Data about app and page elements
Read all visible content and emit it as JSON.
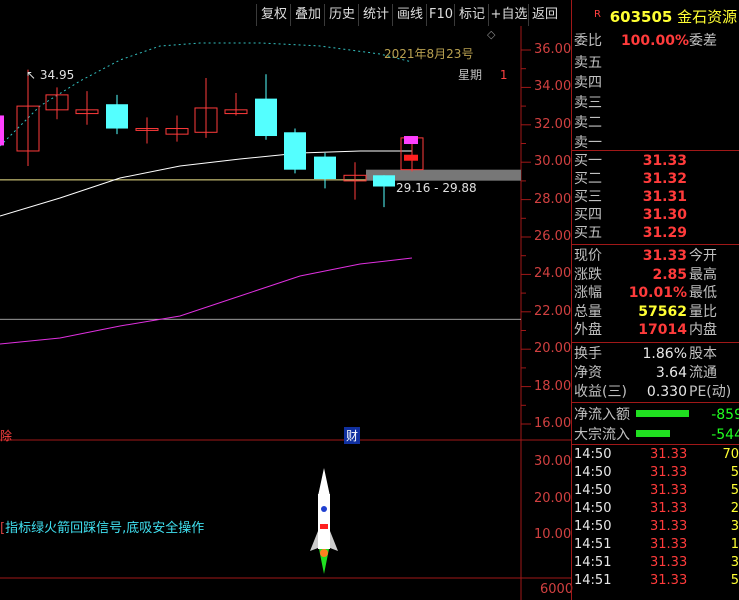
{
  "toolbar": {
    "buttons": [
      "复权",
      "叠加",
      "历史",
      "统计",
      "画线",
      "F10",
      "标记",
      "+自选",
      "返回"
    ]
  },
  "stock": {
    "badge": "R",
    "code": "603505",
    "name": "金石资源"
  },
  "order_book": {
    "ratio_label": "委比",
    "ratio_value": "100.00%",
    "diff_label": "委差",
    "asks": [
      {
        "label": "卖五",
        "price": ""
      },
      {
        "label": "卖四",
        "price": ""
      },
      {
        "label": "卖三",
        "price": ""
      },
      {
        "label": "卖二",
        "price": ""
      },
      {
        "label": "卖一",
        "price": ""
      }
    ],
    "bids": [
      {
        "label": "买一",
        "price": "31.33"
      },
      {
        "label": "买二",
        "price": "31.32"
      },
      {
        "label": "买三",
        "price": "31.31"
      },
      {
        "label": "买四",
        "price": "31.30"
      },
      {
        "label": "买五",
        "price": "31.29"
      }
    ]
  },
  "quote": [
    {
      "label": "现价",
      "value": "31.33",
      "right": "今开",
      "color": "red"
    },
    {
      "label": "涨跌",
      "value": "2.85",
      "right": "最高",
      "color": "red"
    },
    {
      "label": "涨幅",
      "value": "10.01%",
      "right": "最低",
      "color": "red"
    },
    {
      "label": "总量",
      "value": "57562",
      "right": "量比",
      "color": "yellow"
    },
    {
      "label": "外盘",
      "value": "17014",
      "right": "内盘",
      "color": "red"
    }
  ],
  "fundamentals": [
    {
      "label": "换手",
      "value": "1.86%",
      "right": "股本"
    },
    {
      "label": "净资",
      "value": "3.64",
      "right": "流通"
    },
    {
      "label": "收益(三)",
      "value": "0.330",
      "right": "PE(动)"
    }
  ],
  "flows": [
    {
      "label": "净流入额",
      "value": "-859",
      "bar": 0.85
    },
    {
      "label": "大宗流入",
      "value": "-544",
      "bar": 0.55
    }
  ],
  "trades": [
    {
      "time": "14:50",
      "price": "31.33",
      "vol": "70"
    },
    {
      "time": "14:50",
      "price": "31.33",
      "vol": "5"
    },
    {
      "time": "14:50",
      "price": "31.33",
      "vol": "5"
    },
    {
      "time": "14:50",
      "price": "31.33",
      "vol": "2"
    },
    {
      "time": "14:50",
      "price": "31.33",
      "vol": "3"
    },
    {
      "time": "14:51",
      "price": "31.33",
      "vol": "1"
    },
    {
      "time": "14:51",
      "price": "31.33",
      "vol": "3"
    },
    {
      "time": "14:51",
      "price": "31.33",
      "vol": "5"
    }
  ],
  "main_chart": {
    "date_label": "2021年8月23号",
    "weekday_label": "星期",
    "weekday_value": "1",
    "high_marker": "34.95",
    "range_label": "29.16 - 29.88",
    "y_ticks": [
      "36.00",
      "34.00",
      "32.00",
      "30.00",
      "28.00",
      "26.00",
      "24.00",
      "22.00",
      "20.00",
      "18.00",
      "16.00"
    ],
    "left_marker": "除",
    "finance_marker": "财",
    "candles": [
      {
        "o": 30.6,
        "c": 33.0,
        "h": 34.95,
        "l": 29.8,
        "up": false
      },
      {
        "o": 32.8,
        "c": 33.6,
        "h": 34.0,
        "l": 32.3,
        "up": false
      },
      {
        "o": 32.6,
        "c": 32.8,
        "h": 33.8,
        "l": 32.0,
        "up": false
      },
      {
        "o": 33.1,
        "c": 31.8,
        "h": 33.6,
        "l": 31.5,
        "up": true
      },
      {
        "o": 31.7,
        "c": 31.8,
        "h": 32.4,
        "l": 31.0,
        "up": false
      },
      {
        "o": 31.5,
        "c": 31.8,
        "h": 32.5,
        "l": 31.1,
        "up": false
      },
      {
        "o": 31.6,
        "c": 32.9,
        "h": 34.5,
        "l": 31.3,
        "up": false
      },
      {
        "o": 32.6,
        "c": 32.8,
        "h": 33.7,
        "l": 32.5,
        "up": false
      },
      {
        "o": 33.4,
        "c": 31.4,
        "h": 34.7,
        "l": 31.2,
        "up": true
      },
      {
        "o": 31.6,
        "c": 29.6,
        "h": 31.8,
        "l": 29.4,
        "up": true
      },
      {
        "o": 30.3,
        "c": 29.1,
        "h": 30.5,
        "l": 28.6,
        "up": true
      },
      {
        "o": 29.0,
        "c": 29.3,
        "h": 30.0,
        "l": 28.0,
        "up": false
      },
      {
        "o": 29.3,
        "c": 28.7,
        "h": 29.3,
        "l": 27.6,
        "up": true
      },
      {
        "o": 29.6,
        "c": 31.3,
        "h": 31.4,
        "l": 29.5,
        "up": false
      }
    ]
  },
  "sub_chart": {
    "signal_text": "指标绿火箭回踩信号,底吸安全操作",
    "y_ticks": [
      "30.00",
      "20.00",
      "10.00"
    ],
    "bottom_tick": "6000"
  },
  "colors": {
    "up": "#ff3b3b",
    "down": "#54ffff",
    "grid": "#a01818",
    "ma_white": "#ffffff",
    "ma_magenta": "#e030e0",
    "ma_cyan": "#33c0c0",
    "hline": "#f0e68c"
  }
}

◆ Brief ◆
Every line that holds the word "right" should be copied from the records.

◆ Solution to the exercise ◆
      "right": "今开",
      "right": "最高",
      "right": "最低",
      "right": "量比",
      "right": "内盘",
      "right": "股本"
      "right": "流通"
      "right": "PE(动)"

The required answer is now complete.